Religion news 26 August

Image credit: Andy Radcliffe CCLicense

Isle of Man churches to close amid “catastrophic” financial troubles

The diocese of Sodor and Man, on the Isle of Man,  is considering shutting most of its 41 churches, as it faces financial ruin because of Covid19. A strategy document published this week says the three moth lockdown has been “catastrophic” for the diocese, which was already in financial trouble. It said that parishes in this rural location (pictured) were struggling to raise cash for central funds and if this continued, the diocese would run out of money in 5 years time. The diocese says it cannot afford all the church buildings, especially those with a declining attendance and ageing congregations and they have “greater value in the marketplace than they do for the mission of God and the ministry of his Church”. The paper was accepted at a synod meeting on 4 August and congregations are being asked to identify ‘hub’ churches, those which can hibernate and be used for occasional festivals or events and those that have market value and can be sold. Guidance suggests there should be one church for 6000 people and the report points out that other denominations on the island with a comparable number of worshippers, have only 10 churches apiece, compared to the Anglicans’ 41.

Support package for 45 historic churches

Forty-five historic churches have been awarded grants totalling £500,000 to keep them going after the lockdown.
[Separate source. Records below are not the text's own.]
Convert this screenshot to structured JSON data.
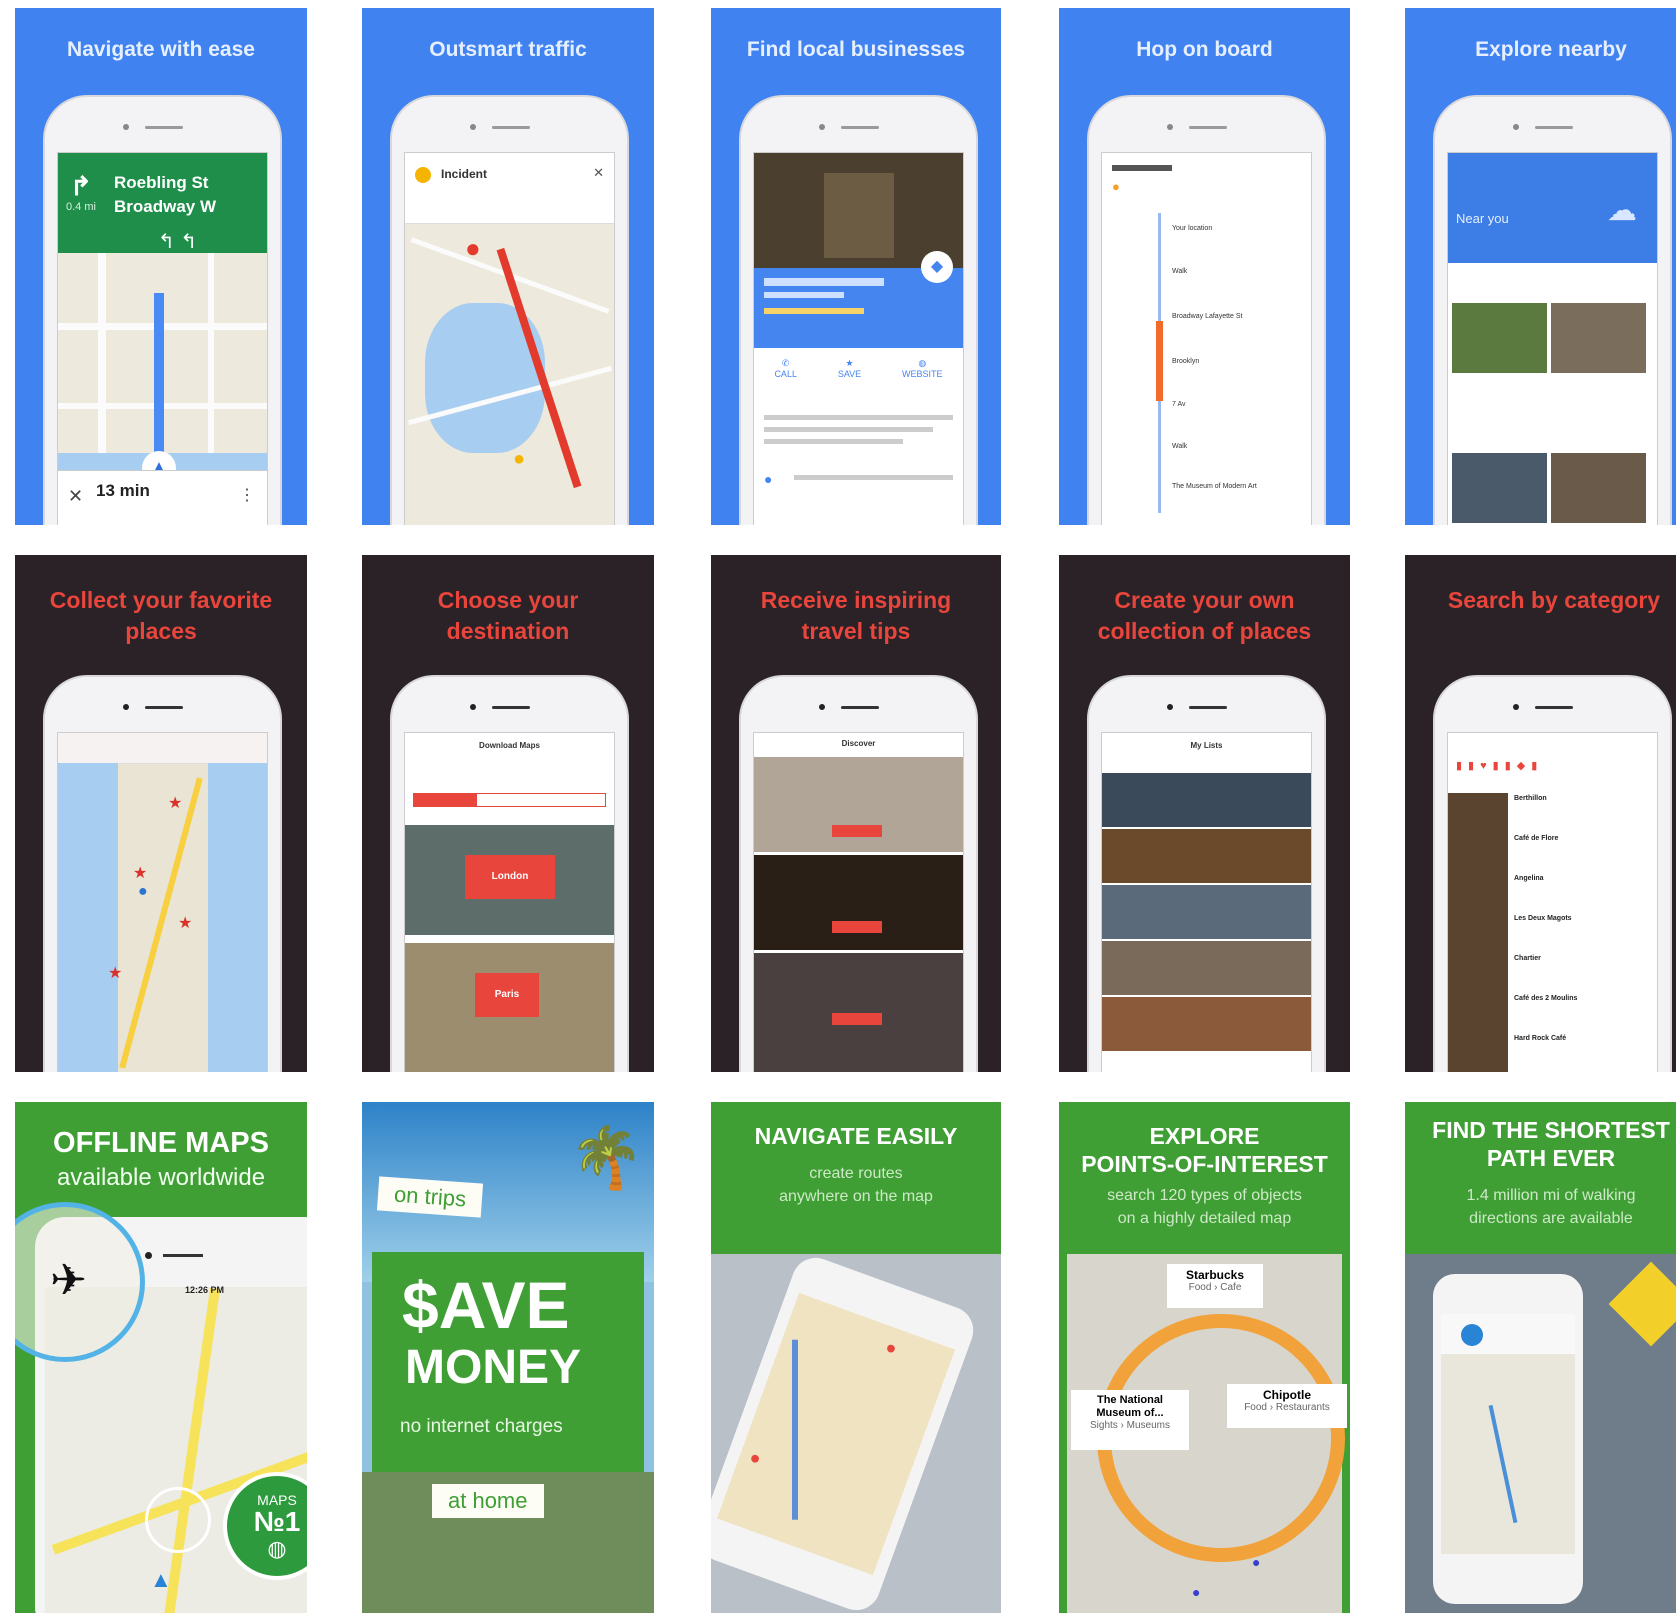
{
  "row1": {
    "titles": [
      "Navigate with ease",
      "Outsmart traffic",
      "Find local businesses",
      "Hop on board",
      "Explore nearby"
    ],
    "nav": {
      "street1": "Roebling St",
      "street2": "Broadway W",
      "distance": "0.4 mi",
      "eta": "13 min"
    },
    "traffic": {
      "card_title": "Incident"
    },
    "business": {
      "actions": [
        "CALL",
        "SAVE",
        "WEBSITE"
      ]
    },
    "transit": {
      "stops": [
        "Your location",
        "Walk",
        "Broadway Lafayette St",
        "Brooklyn",
        "7 Av",
        "Walk",
        "The Museum of Modern Art"
      ]
    },
    "nearby": {
      "header": "Near you"
    }
  },
  "row2": {
    "titles": [
      "Collect your favorite\nplaces",
      "Choose your\ndestination",
      "Receive inspiring\ntravel tips",
      "Create your own\ncollection of places",
      "Search by category"
    ],
    "download": {
      "title": "Download Maps",
      "cities": [
        {
          "name": "London"
        },
        {
          "name": "Paris"
        }
      ]
    },
    "discover": {
      "title": "Discover"
    },
    "lists": {
      "title": "My Lists"
    },
    "category": {
      "items": [
        "Berthillon",
        "Café de Flore",
        "Angelina",
        "Les Deux Magots",
        "Chartier",
        "Café des 2 Moulins",
        "Hard Rock Café"
      ]
    }
  },
  "row3": {
    "offline": {
      "title": "OFFLINE MAPS",
      "subtitle": "available worldwide",
      "badge_top": "MAPS",
      "badge_num": "№1",
      "time": "12:26 PM"
    },
    "save": {
      "tag_top": "on trips",
      "big1": "$AVE",
      "big2": "MONEY",
      "line": "no internet charges",
      "tag_bottom": "at home"
    },
    "navigate": {
      "title": "NAVIGATE EASILY",
      "subtitle": "create routes\nanywhere on the map"
    },
    "explore": {
      "title": "EXPLORE\nPOINTS-OF-INTEREST",
      "subtitle": "search 120 types of objects\non a highly detailed map",
      "pois": [
        {
          "name": "Starbucks",
          "cat": "Food › Cafe"
        },
        {
          "name": "Chipotle",
          "cat": "Food › Restaurants"
        },
        {
          "name": "The National\nMuseum of...",
          "cat": "Sights › Museums"
        }
      ]
    },
    "shortest": {
      "title": "FIND THE SHORTEST\nPATH EVER",
      "subtitle": "1.4 million mi of walking\ndirections are available"
    }
  },
  "colors": {
    "blue": "#3f82f0",
    "dark": "#2b2227",
    "red": "#e8453c",
    "green": "#3f9f35",
    "nav_green": "#1e8e4a"
  }
}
The National Churches Trust is giving the support package to pay for repairs, maintenance and the installation of community facilities. It says it recognises that many churches are suffering financially as they have been unable to raise funds from worshippers, visitors or from hiring space. The churches include Selby Abbey;  St Mary and St Melor Church, Amesbury; and Ipswich Unitarian Meeting House. In total, the Trust has awarded or recommended 145 grants totalling just over £1 million.

Low income families worst hit by lockdown in Britain

A report into poverty during the pandemic has found that living standards have declined and stress levels increased among low income families. The report by the Church of England with the Child Poverty Action Group, found spending on essentials such as food and electricity had gone up, as families were forced to stay at home. The Bishop of Durham, Paul Butler, said: “Families have been placed under huge strain; the worst off have again been worst hit and, for many, things now could get worse rather than better… It is imperative that the Government does all that it can to protect families and children”.

Imam becomes a police officer

Emad Choudhury has become the first Imam to become a police officer. Emad, aged 29, served for five years at the Bahu Trust mosque in Balsall Heath, Birmingham before joining the police force in 2019. The Telegraph reports that he is now part of a specialist police unit engaged in tackling knife crime and youth violence and runs a scheme called Empowering Futures, for 16 to 19-year-olds at risk of being drawn into crime. He continues to lead prayers at the Bahu Trust, telling the Telegraph that “Police values are the same as my religion…It boils down to being a good person, having a good heart and caring for people.”

Ethical standards defended in vaccine creation

Australia’s deputy chief medical officer, Dr Nick Coatsworth, has addressed concerns from some church leaders that Covid19 vaccines rely on cells from aborted foetuses to be developed. The Roman Catholic Archbishop of Sydney Anthony Fisher said Christians would face an ethical dilemma and could refuse the vaccine . Dr. Coatsworth said “the reality for the vaccines is that they need cell cultures in order for us to grow them. The human cell is a really important part of vaccine development. There are strong ethical regulations surrounding the use of any human cell, particularly foetal human cells. I think we can have every faith that the way they have manufactured the vaccine has been against the highest of ethical standards internationally”.

Mosque massacre families call for killer to spend the rest of his life behind bars

In New Zealand, survivors and families of the 51 people killed in the Christchurch mosque massacre, have been reading out impact statements during the sentencing of the killer. Brenton Harrison Tarrant, aged 29 from Australia, pleaded guilty to 51 counts of murder, 40 counts of attempted murder and one count of terrorism. The resulting anguish has led families to call for the toughest possible sentence – life without parole. Among the responses, one woman said he did not deserve leniency after killing her father; another said the killer was “nothing”; another that he was a coward who “stole our nation’s innocence”. The hearings will last four days.

Evangelicals say unaccompanied migrant children deserve protection

In the United States, the National Association of Evangelicals has joined with other evangelical leaders to appeal for greater protection of unaccompanied migrant children. In an open letter to Ivanka Trump, they urged that a federal anti-trafficking law which provided safeguards for unaccompanied children who cross the border, should be re-instated. The law was suspended in the first month of the coronavirus pandemic and the change means that children who could have been supervised by government services, are now detained and deported. The church leaders are concerned this will lead to trafficking or worse.